What To Do if a Tattoo is Scabbing Badly
As already mentioned, the number one rule if you have one or many scabs that have formed heavily is to not pick or scratch at them. Although the bigger and badder the scab, the more inviting they are to pick off, thicker scabs will normally do a lot more damage to your tattoo than smaller ones if they are pulled away prematurely. So resist the urge.
Also, the bigger the scab, the easier it will be to catch it on clothing and other objects, so you’re going to have to be extra-cautious when putting on or removing clothing, and doing general day-to-day tasks, etc.

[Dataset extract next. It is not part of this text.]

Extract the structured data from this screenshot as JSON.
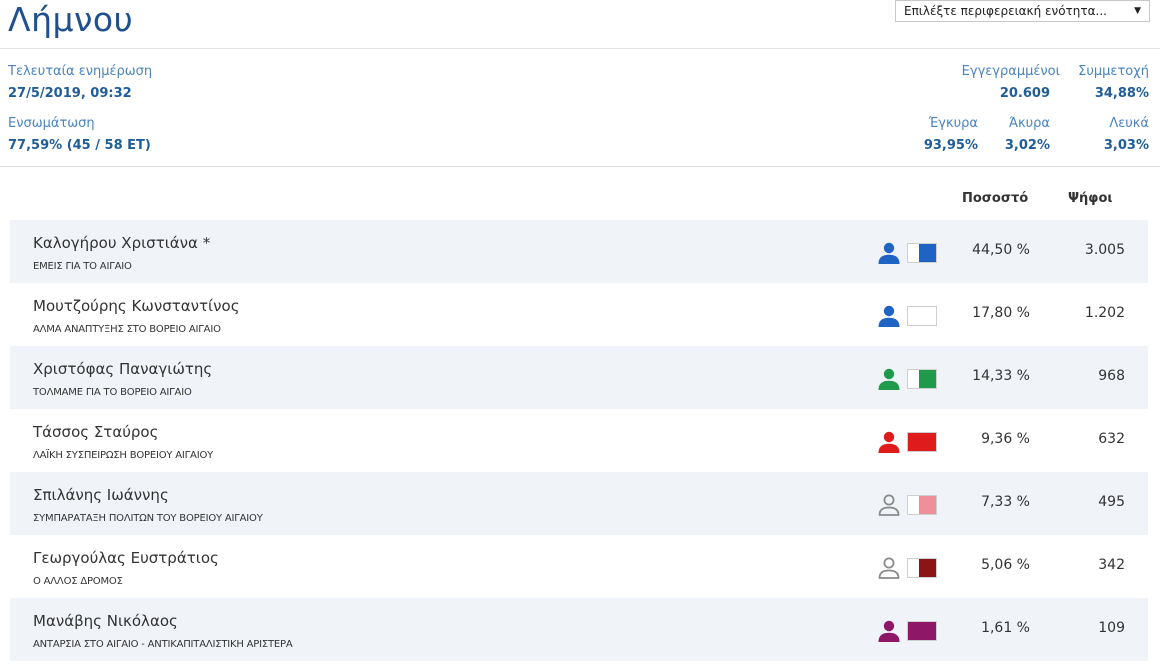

When taking a shower, try as best as possible to keep the scabbed area away from direct water contact. The more water that lands on the tattoo, the more water the scab is going to soak up, making it more prone to catching on things until the water dissipates.
Be very careful when cleaning and drying the tattoo, especially when going over the scabbed area. When drying, very gently pat the area dry and continue to check that the scab doesn’t stick to the paper towel as you pat.
If the tattoo scab becomes dry and starts to crack, this may be because you’re not applying enough lotion to sufficiently moisturize the area. You can combat this by gently rubbing in a small amount of lotion to rehydrate the area. Don’t apply too much, though, and make sure there’s no water or moisture on the area before adding the lotion. If any moisture is trapped between the skin and the layer of lotion, the scab will soak up the moisture and go sticky and soggy.
The best tattoo lotion I’ve ever personally used is a (vegan) aftercare product called Hustle Butter. This stuff works amazingly well during the healing process – not only to keep your tattoo really well hydrated, but it’s also very good at soothing any annoying itchiness or irritation.
If your thick scabbing is accompanied by extreme redness, bruising or swelling, then it’s recommended to go and see your artist or doctor as soon as possible in case there’s an infection present.
My Ink looks Faded after Scabbing…
Please note that it will take at least a month or two for your tattoo to return to its full clarity and sharpness after getting a new tattoo. Even though the scabs will have peeled and flaked away, your tattoo will still generally sit underneath a layer or two of dead skin. Color tattoos can look dull during this stage while black tattoos can look more grey and scaled.
It’s not until these dead layers of skin flake away that you will begin to see the true color and sharpness return to your tattoo.
However, if you are concerned that your tattoo may have lost some ink during the scabbing process, you may wish to return to your artist for their opinion/reassurance.
My Scab is Bleeding – What Should I Do?
Sometimes, as with any type of scab, the scabs forming over your tattoo can accidentally be pulled off or get caught on another object/piece of clothing, which may cause the scab to bleed.
The bleeding in itself means that the scab was probably set quite deep into the area at the point of being pulled off, meaning that depending on how big the damaged area was, there is a chance of ink being lost in the process.
You won’t have much of an idea of how badly your tattoo was damaged until the whole scab has dropped off and the healing has completed, but once you’re able to see the full extent of the damage, and you can see that there are some patchy areas, you should go to your artist to enquire about a touch-up.
Of course, just because your tattoo scab has been bleeding doesn’t mean that any damage has definitely been done. There is a big chance that your tattoo will still turn out absolutely fine.
You’ve probably reached this article in a quest to make sure the scabbing on your tattoo is normal and that there is absolutely nothing wrong with it – and you should now hopefully be aware that, apart from a couple of uncommon circumstances, tattoo scabs are most-definitely completely normal!
Do not worry about the scabs on your tattoo as long as they’re mainly light and small (with the odd big ugly one thrown in). Just make sure you follow the tips and suggestions advised above, and in good time the scabs will drop off naturally, leaving a much clearer, sharper tattoo shining through from underneath.